- Task
Tell how many lines in the data hold "title", giving that figure alone.

- Information supplied
════════════════════
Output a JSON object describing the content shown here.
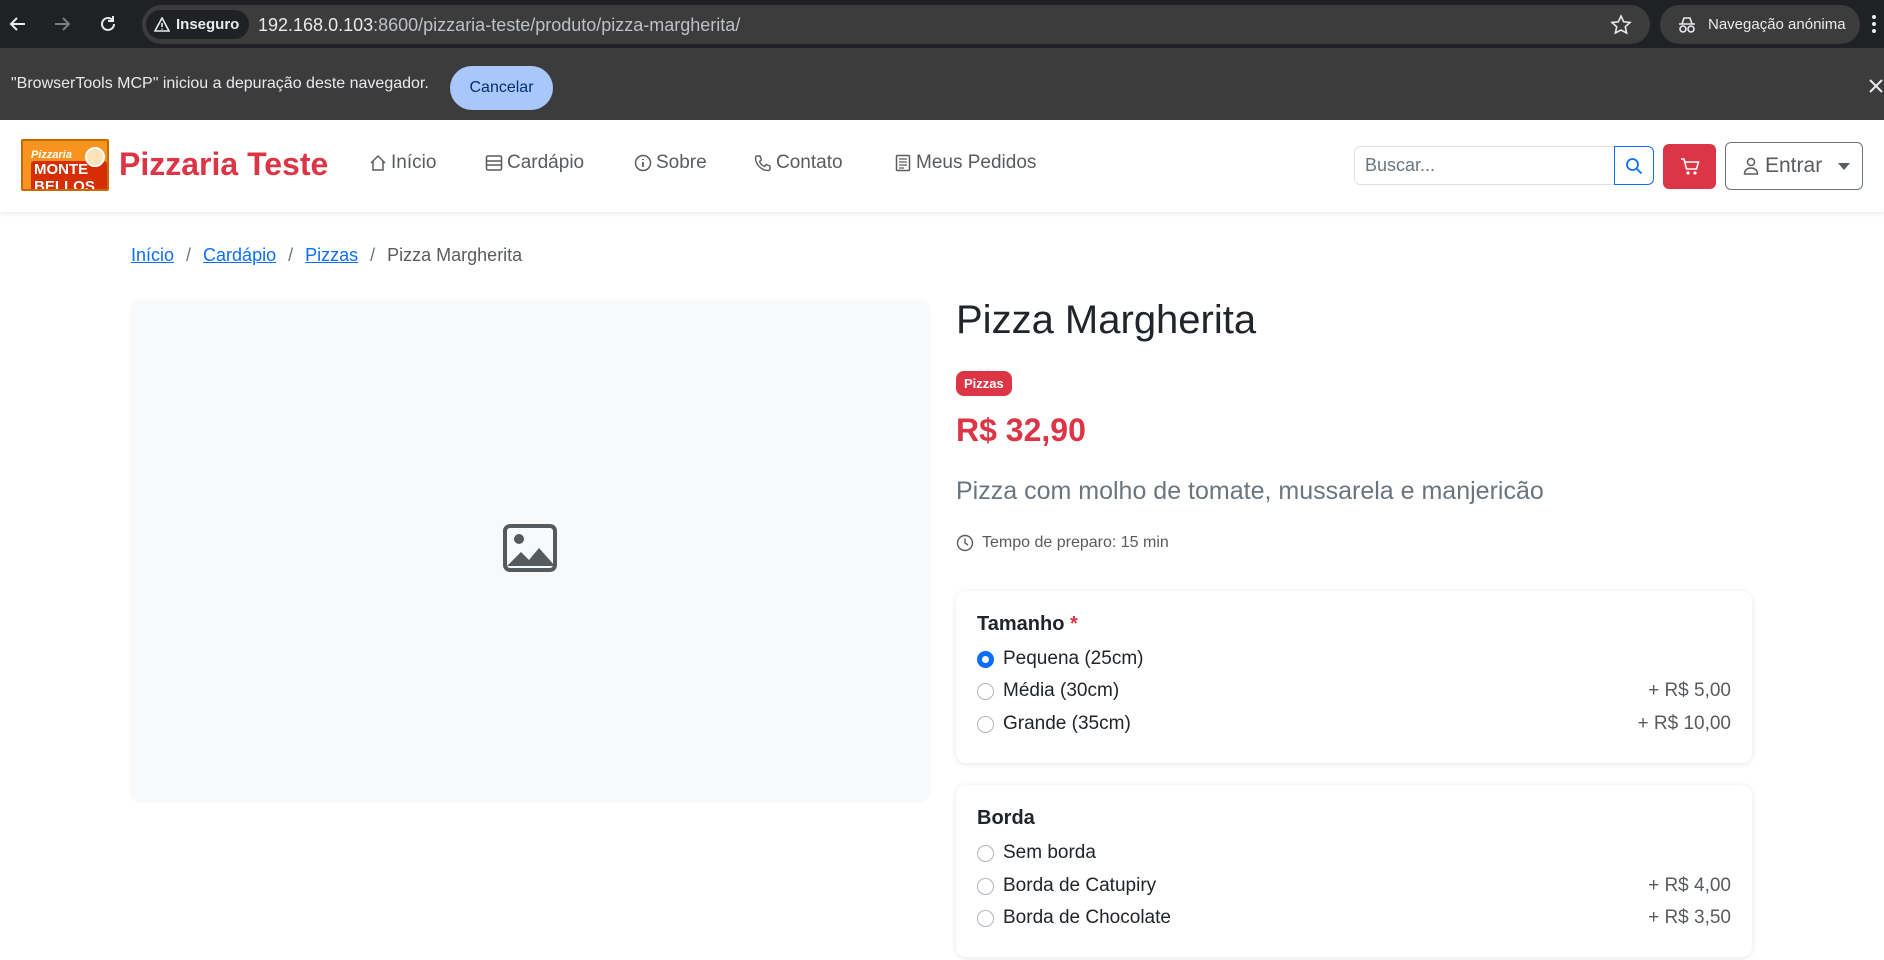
{
  "browser": {
    "security_label": "Inseguro",
    "url_host": "192.168.0.103",
    "url_rest": ":8600/pizzaria-teste/produto/pizza-margherita/",
    "incognito_label": "Navegação anónima"
  },
  "infobar": {
    "message": "\"BrowserTools MCP\" iniciou a depuração deste navegador.",
    "cancel_label": "Cancelar"
  },
  "site": {
    "logo_line1": "Pizzaria",
    "logo_line2": "MONTE BELLOS",
    "brand": "Pizzaria Teste",
    "nav": {
      "inicio": "Início",
      "cardapio": "Cardápio",
      "sobre": "Sobre",
      "contato": "Contato",
      "pedidos": "Meus Pedidos"
    },
    "search_placeholder": "Buscar...",
    "login_label": "Entrar"
  },
  "breadcrumb": [
    "Início",
    "Cardápio",
    "Pizzas",
    "Pizza Margherita"
  ],
  "product": {
    "title": "Pizza Margherita",
    "category": "Pizzas",
    "price": "R$ 32,90",
    "description": "Pizza com molho de tomate, mussarela e manjericão",
    "prep_time": "Tempo de preparo: 15 min"
  },
  "options": {
    "size": {
      "title": "Tamanho",
      "required_mark": "*",
      "items": [
        {
          "label": "Pequena (25cm)",
          "price": "",
          "selected": true
        },
        {
          "label": "Média (30cm)",
          "price": "+ R$ 5,00",
          "selected": false
        },
        {
          "label": "Grande (35cm)",
          "price": "+ R$ 10,00",
          "selected": false
        }
      ]
    },
    "crust": {
      "title": "Borda",
      "items": [
        {
          "label": "Sem borda",
          "price": "",
          "selected": false
        },
        {
          "label": "Borda de Catupiry",
          "price": "+ R$ 4,00",
          "selected": false
        },
        {
          "label": "Borda de Chocolate",
          "price": "+ R$ 3,50",
          "selected": false
        }
      ]
    }
  },
  "colors": {
    "brand_red": "#dc3545",
    "link_blue": "#0d6efd",
    "chrome_dark": "#202124"
  }
}
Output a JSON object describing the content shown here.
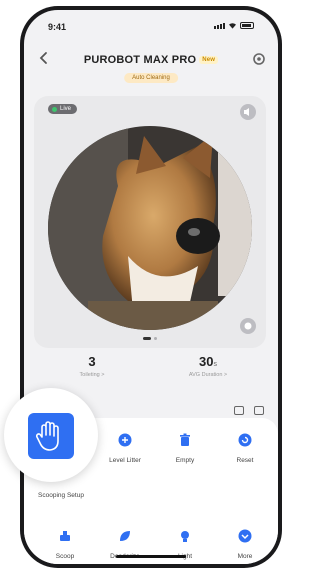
{
  "status_bar": {
    "time": "9:41"
  },
  "header": {
    "title": "PUROBOT MAX PRO",
    "badge": "New",
    "status": "Auto Cleaning"
  },
  "camera": {
    "live_label": "Live"
  },
  "stats": [
    {
      "value": "3",
      "unit": "",
      "label": "Toileting >"
    },
    {
      "value": "30",
      "unit": "s",
      "label": "AVG Duration >"
    }
  ],
  "actions": {
    "scooping_setup": "Scooping Setup",
    "level_litter": "Level Litter",
    "empty": "Empty",
    "reset": "Reset",
    "scoop": "Scoop",
    "deodorize": "Deodorize",
    "light": "Light",
    "more": "More"
  },
  "colors": {
    "accent": "#2f6ff2",
    "status_bg": "#fde9c4",
    "live_dot": "#3ec46d"
  }
}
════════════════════
- Answer space
4